- _DATASET CONTENT_:
"""

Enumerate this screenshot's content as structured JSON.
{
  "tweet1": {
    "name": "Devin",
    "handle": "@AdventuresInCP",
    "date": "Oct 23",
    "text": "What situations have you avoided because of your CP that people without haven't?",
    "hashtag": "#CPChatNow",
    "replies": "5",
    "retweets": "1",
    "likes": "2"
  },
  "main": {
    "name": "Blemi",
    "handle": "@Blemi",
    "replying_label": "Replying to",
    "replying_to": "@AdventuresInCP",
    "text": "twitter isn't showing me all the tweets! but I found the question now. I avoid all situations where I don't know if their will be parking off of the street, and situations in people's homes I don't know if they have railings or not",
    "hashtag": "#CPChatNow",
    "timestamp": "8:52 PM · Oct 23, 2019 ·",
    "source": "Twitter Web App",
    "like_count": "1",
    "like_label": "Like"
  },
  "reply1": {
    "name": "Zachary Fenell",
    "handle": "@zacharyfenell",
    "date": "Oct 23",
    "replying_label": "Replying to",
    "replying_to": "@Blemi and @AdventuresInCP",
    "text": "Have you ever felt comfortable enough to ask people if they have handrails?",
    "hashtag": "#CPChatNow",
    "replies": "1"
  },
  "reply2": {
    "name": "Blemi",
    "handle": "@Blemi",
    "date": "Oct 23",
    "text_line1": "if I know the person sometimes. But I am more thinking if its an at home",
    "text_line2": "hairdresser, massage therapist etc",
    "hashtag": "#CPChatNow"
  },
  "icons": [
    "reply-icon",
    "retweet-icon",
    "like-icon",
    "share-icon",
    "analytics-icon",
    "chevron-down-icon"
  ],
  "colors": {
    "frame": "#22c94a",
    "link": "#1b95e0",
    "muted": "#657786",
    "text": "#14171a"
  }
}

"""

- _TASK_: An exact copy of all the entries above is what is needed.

- _OUTPUT OF THE EXERCISE_:
Enumerate this screenshot's content as structured JSON.
{
  "tweet1": {
    "name": "Devin",
    "handle": "@AdventuresInCP",
    "date": "Oct 23",
    "text": "What situations have you avoided because of your CP that people without haven't?",
    "hashtag": "#CPChatNow",
    "replies": "5",
    "retweets": "1",
    "likes": "2"
  },
  "main": {
    "name": "Blemi",
    "handle": "@Blemi",
    "replying_label": "Replying to",
    "replying_to": "@AdventuresInCP",
    "text": "twitter isn't showing me all the tweets! but I found the question now. I avoid all situations where I don't know if their will be parking off of the street, and situations in people's homes I don't know if they have railings or not",
    "hashtag": "#CPChatNow",
    "timestamp": "8:52 PM · Oct 23, 2019 ·",
    "source": "Twitter Web App",
    "like_count": "1",
    "like_label": "Like"
  },
  "reply1": {
    "name": "Zachary Fenell",
    "handle": "@zacharyfenell",
    "date": "Oct 23",
    "replying_label": "Replying to",
    "replying_to": "@Blemi and @AdventuresInCP",
    "text": "Have you ever felt comfortable enough to ask people if they have handrails?",
    "hashtag": "#CPChatNow",
    "replies": "1"
  },
  "reply2": {
    "name": "Blemi",
    "handle": "@Blemi",
    "date": "Oct 23",
    "text_line1": "if I know the person sometimes. But I am more thinking if its an at home",
    "text_line2": "hairdresser, massage therapist etc",
    "hashtag": "#CPChatNow"
  },
  "icons": [
    "reply-icon",
    "retweet-icon",
    "like-icon",
    "share-icon",
    "analytics-icon",
    "chevron-down-icon"
  ],
  "colors": {
    "frame": "#22c94a",
    "link": "#1b95e0",
    "muted": "#657786",
    "text": "#14171a"
  }
}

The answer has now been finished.